The package on the left is filled with nutritious foods. The package on the right has far fewer foods, but tries to make up for it by adding supplemental vitamins and minerals.
If You Cannot Pronounce It!
Is Animal By-Product Good or Bad?
- NEVER purchase a food that lists by-products as the first ingredient.
- Quality products will list the specific meat source and body part. For example: 'Venison Liver.'
- If a products lists 'by-product' as an ingredient, assume it is a lower quality food. NEVER pay top dollar for these products.
Bones & Bone Meal
- NEVER feed your pet bone meal from a garden supply store. These are likely not food quality. They may contain toxic fertilizers.

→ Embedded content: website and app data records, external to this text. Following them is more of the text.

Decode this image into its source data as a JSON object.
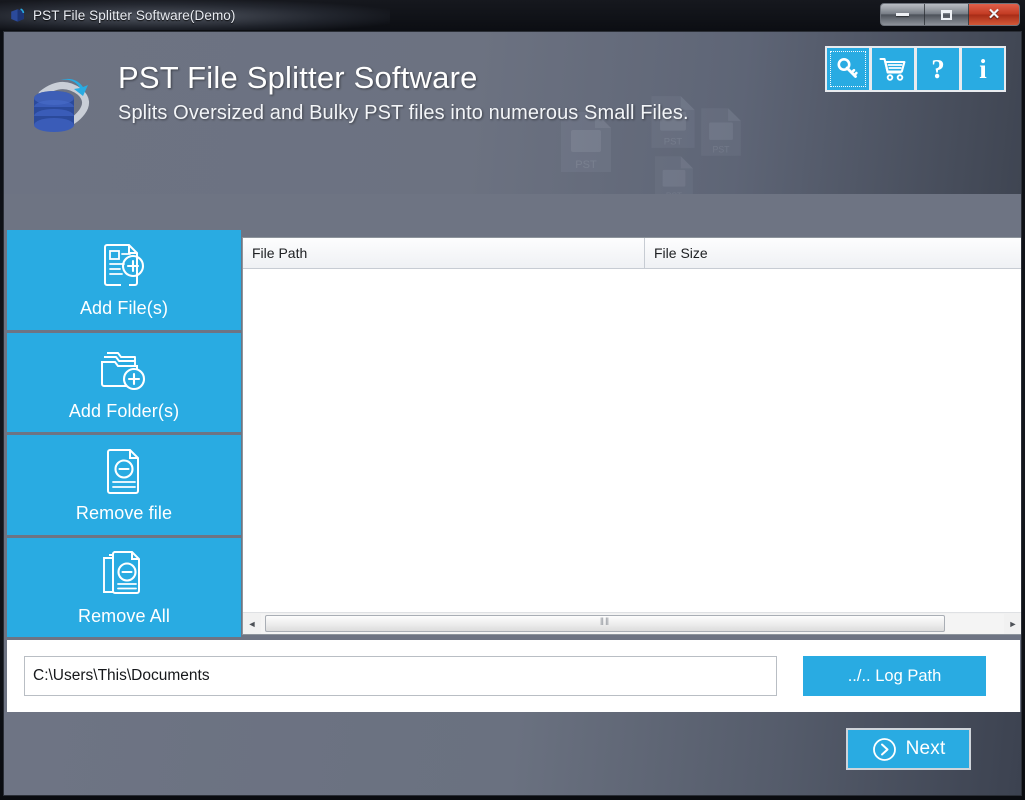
{
  "window": {
    "title": "PST File Splitter Software(Demo)",
    "app_icon": "pst-box-icon",
    "controls": [
      {
        "name": "minimize-button",
        "icon": "minimize-icon",
        "label": "—"
      },
      {
        "name": "maximize-button",
        "icon": "maximize-icon",
        "label": "□"
      },
      {
        "name": "close-button",
        "icon": "close-icon",
        "label": "✕"
      }
    ]
  },
  "banner": {
    "logo_icon": "database-refresh-icon",
    "title": "PST File Splitter Software",
    "subtitle": "Splits Oversized and Bulky PST files into numerous Small Files.",
    "watermark_icon": "pst-file-icon"
  },
  "toolbar": {
    "buttons": [
      {
        "name": "activate-key-button",
        "icon": "key-icon",
        "glyph": "⚿",
        "focused": true
      },
      {
        "name": "buy-now-button",
        "icon": "shopping-cart-icon",
        "glyph": "🛒",
        "focused": false
      },
      {
        "name": "help-button",
        "icon": "question-mark-icon",
        "glyph": "?",
        "focused": false
      },
      {
        "name": "about-info-button",
        "icon": "info-icon",
        "glyph": "i",
        "focused": false
      }
    ]
  },
  "sidebar": {
    "items": [
      {
        "name": "add-files-button",
        "label": "Add File(s)",
        "icon": "file-plus-icon"
      },
      {
        "name": "add-folders-button",
        "label": "Add Folder(s)",
        "icon": "folder-plus-icon"
      },
      {
        "name": "remove-file-button",
        "label": "Remove file",
        "icon": "file-minus-icon"
      },
      {
        "name": "remove-all-button",
        "label": "Remove All",
        "icon": "files-minus-icon"
      }
    ]
  },
  "file_list": {
    "columns": [
      {
        "name": "column-file-path",
        "label": "File Path"
      },
      {
        "name": "column-file-size",
        "label": "File Size"
      }
    ],
    "rows": [],
    "scrollbar": {
      "left_arrow": "◄",
      "right_arrow": "►",
      "grip": "‖‖"
    }
  },
  "path_row": {
    "input_value": "C:\\Users\\This\\Documents",
    "input_placeholder": "C:\\Users\\This\\Documents",
    "log_path_label": "../.. Log Path"
  },
  "footer": {
    "next_label": "Next",
    "next_icon": "chevron-right-circle-icon"
  },
  "colors": {
    "accent_blue": "#29abe2",
    "banner_slate": "#6d7383",
    "banner_slate_dark": "#3f4552",
    "close_red": "#c23b23",
    "panel_white": "#ffffff"
  }
}
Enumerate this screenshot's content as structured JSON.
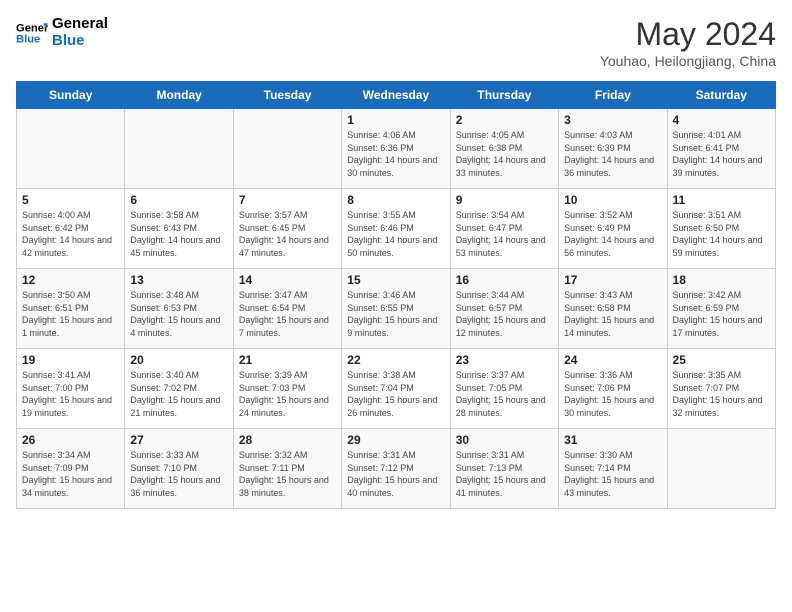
{
  "header": {
    "logo_line1": "General",
    "logo_line2": "Blue",
    "month_title": "May 2024",
    "location": "Youhao, Heilongjiang, China"
  },
  "days_of_week": [
    "Sunday",
    "Monday",
    "Tuesday",
    "Wednesday",
    "Thursday",
    "Friday",
    "Saturday"
  ],
  "weeks": [
    [
      {
        "day": "",
        "sunrise": "",
        "sunset": "",
        "daylight": ""
      },
      {
        "day": "",
        "sunrise": "",
        "sunset": "",
        "daylight": ""
      },
      {
        "day": "",
        "sunrise": "",
        "sunset": "",
        "daylight": ""
      },
      {
        "day": "1",
        "sunrise": "4:06 AM",
        "sunset": "6:36 PM",
        "daylight": "14 hours and 30 minutes."
      },
      {
        "day": "2",
        "sunrise": "4:05 AM",
        "sunset": "6:38 PM",
        "daylight": "14 hours and 33 minutes."
      },
      {
        "day": "3",
        "sunrise": "4:03 AM",
        "sunset": "6:39 PM",
        "daylight": "14 hours and 36 minutes."
      },
      {
        "day": "4",
        "sunrise": "4:01 AM",
        "sunset": "6:41 PM",
        "daylight": "14 hours and 39 minutes."
      }
    ],
    [
      {
        "day": "5",
        "sunrise": "4:00 AM",
        "sunset": "6:42 PM",
        "daylight": "14 hours and 42 minutes."
      },
      {
        "day": "6",
        "sunrise": "3:58 AM",
        "sunset": "6:43 PM",
        "daylight": "14 hours and 45 minutes."
      },
      {
        "day": "7",
        "sunrise": "3:57 AM",
        "sunset": "6:45 PM",
        "daylight": "14 hours and 47 minutes."
      },
      {
        "day": "8",
        "sunrise": "3:55 AM",
        "sunset": "6:46 PM",
        "daylight": "14 hours and 50 minutes."
      },
      {
        "day": "9",
        "sunrise": "3:54 AM",
        "sunset": "6:47 PM",
        "daylight": "14 hours and 53 minutes."
      },
      {
        "day": "10",
        "sunrise": "3:52 AM",
        "sunset": "6:49 PM",
        "daylight": "14 hours and 56 minutes."
      },
      {
        "day": "11",
        "sunrise": "3:51 AM",
        "sunset": "6:50 PM",
        "daylight": "14 hours and 59 minutes."
      }
    ],
    [
      {
        "day": "12",
        "sunrise": "3:50 AM",
        "sunset": "6:51 PM",
        "daylight": "15 hours and 1 minute."
      },
      {
        "day": "13",
        "sunrise": "3:48 AM",
        "sunset": "6:53 PM",
        "daylight": "15 hours and 4 minutes."
      },
      {
        "day": "14",
        "sunrise": "3:47 AM",
        "sunset": "6:54 PM",
        "daylight": "15 hours and 7 minutes."
      },
      {
        "day": "15",
        "sunrise": "3:46 AM",
        "sunset": "6:55 PM",
        "daylight": "15 hours and 9 minutes."
      },
      {
        "day": "16",
        "sunrise": "3:44 AM",
        "sunset": "6:57 PM",
        "daylight": "15 hours and 12 minutes."
      },
      {
        "day": "17",
        "sunrise": "3:43 AM",
        "sunset": "6:58 PM",
        "daylight": "15 hours and 14 minutes."
      },
      {
        "day": "18",
        "sunrise": "3:42 AM",
        "sunset": "6:59 PM",
        "daylight": "15 hours and 17 minutes."
      }
    ],
    [
      {
        "day": "19",
        "sunrise": "3:41 AM",
        "sunset": "7:00 PM",
        "daylight": "15 hours and 19 minutes."
      },
      {
        "day": "20",
        "sunrise": "3:40 AM",
        "sunset": "7:02 PM",
        "daylight": "15 hours and 21 minutes."
      },
      {
        "day": "21",
        "sunrise": "3:39 AM",
        "sunset": "7:03 PM",
        "daylight": "15 hours and 24 minutes."
      },
      {
        "day": "22",
        "sunrise": "3:38 AM",
        "sunset": "7:04 PM",
        "daylight": "15 hours and 26 minutes."
      },
      {
        "day": "23",
        "sunrise": "3:37 AM",
        "sunset": "7:05 PM",
        "daylight": "15 hours and 28 minutes."
      },
      {
        "day": "24",
        "sunrise": "3:36 AM",
        "sunset": "7:06 PM",
        "daylight": "15 hours and 30 minutes."
      },
      {
        "day": "25",
        "sunrise": "3:35 AM",
        "sunset": "7:07 PM",
        "daylight": "15 hours and 32 minutes."
      }
    ],
    [
      {
        "day": "26",
        "sunrise": "3:34 AM",
        "sunset": "7:09 PM",
        "daylight": "15 hours and 34 minutes."
      },
      {
        "day": "27",
        "sunrise": "3:33 AM",
        "sunset": "7:10 PM",
        "daylight": "15 hours and 36 minutes."
      },
      {
        "day": "28",
        "sunrise": "3:32 AM",
        "sunset": "7:11 PM",
        "daylight": "15 hours and 38 minutes."
      },
      {
        "day": "29",
        "sunrise": "3:31 AM",
        "sunset": "7:12 PM",
        "daylight": "15 hours and 40 minutes."
      },
      {
        "day": "30",
        "sunrise": "3:31 AM",
        "sunset": "7:13 PM",
        "daylight": "15 hours and 41 minutes."
      },
      {
        "day": "31",
        "sunrise": "3:30 AM",
        "sunset": "7:14 PM",
        "daylight": "15 hours and 43 minutes."
      },
      {
        "day": "",
        "sunrise": "",
        "sunset": "",
        "daylight": ""
      }
    ]
  ]
}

Buy bone meal from your vet or a pet store.
- Look for bone meal that is free of lead and other toxic ingredients.
- Feed bone meal based upon your pet's size. Too much can lead to digestive issues. If your pet gets too much, give them lots if water. If they are vomiting, seem sluggish, or have a fever, get them to the vet!
- Dogs should NEVER have bone meal rich in Vitamin D. (truthaboutpetfood.com)
Chicken, Chicken Meal & Chicken By-Product Meal
- Quality dog/cat foods never list grains as their first few ingredients.
- Not sure you can afford grain-free? Switch to a food that has a different grain if you pet experiences health issues. For example, if your pet has corn, switch to one that uses rice, instead.
Probiotics, Prebiotics, and Antibiotics
Wet, Dry, Frozen, and More
Should you buy pet food in a can? In a bag? Frozen? So many options, right?!? Maybe this will help...
Choose the diet that is right for your pet and your budget.
"I can buy this big bag of dog food for less money!" Buyer beware. Lower quality food is often puffed up with air and fillers.
Your pet may only need a few tablespoons of a high quality food, making it more affordable than you think.
Pets get allergies too! If they are experiencing itchy skin, skin sores, coughing, sneezing, ear infections, runny discharge from their eyes or nose, vomiting, diarrhea or wheezing, you may need to get them to the veterinarian, but they may also be reacting to allergens in their food.
Common allergens include beef, dairy, wheat, egg, chicken, soy, corn, and pork.
- Look at the FIRST FIVE ingredients of your pet's food. If, for example, the ingredients are mostly chicken, try switching to a food whose FIRST FIVE has lamb or fish, for instance.
- Experiment with foods that have Limited Ingredients (LIDs).
- Experiment with foods that have only one protein source.
- Experiment with foods that have no fillers or grains.
- To address skin issues, try foods with Omega 3s or fish oils.
Stomach & Digestive Issues
If your pet is experiencing diarrhea or constipation, you might try:
- Foods with fish or lamb.
- Adding 1 to 4 tablespoons of canned pumpkin to their food.
- Grain and or gluten free food.
- A higher quality food.
How to Transition to a New Food
When changing your pet to a new food, you may need to transition slowly.
The 1st week, mix in about 25% of the new food into the old.
The 2nd week, serve half new / half old.
The 3rd week, mix about 25% of the old food into the new.
By the 4th week, if your pet is not experiencing any issues, you may use 100% of the new food.
Adding 1 to 4 tablespoons of plain cooked pumpkin to the mixes (depending upon your pet's size) can help smooth the transition.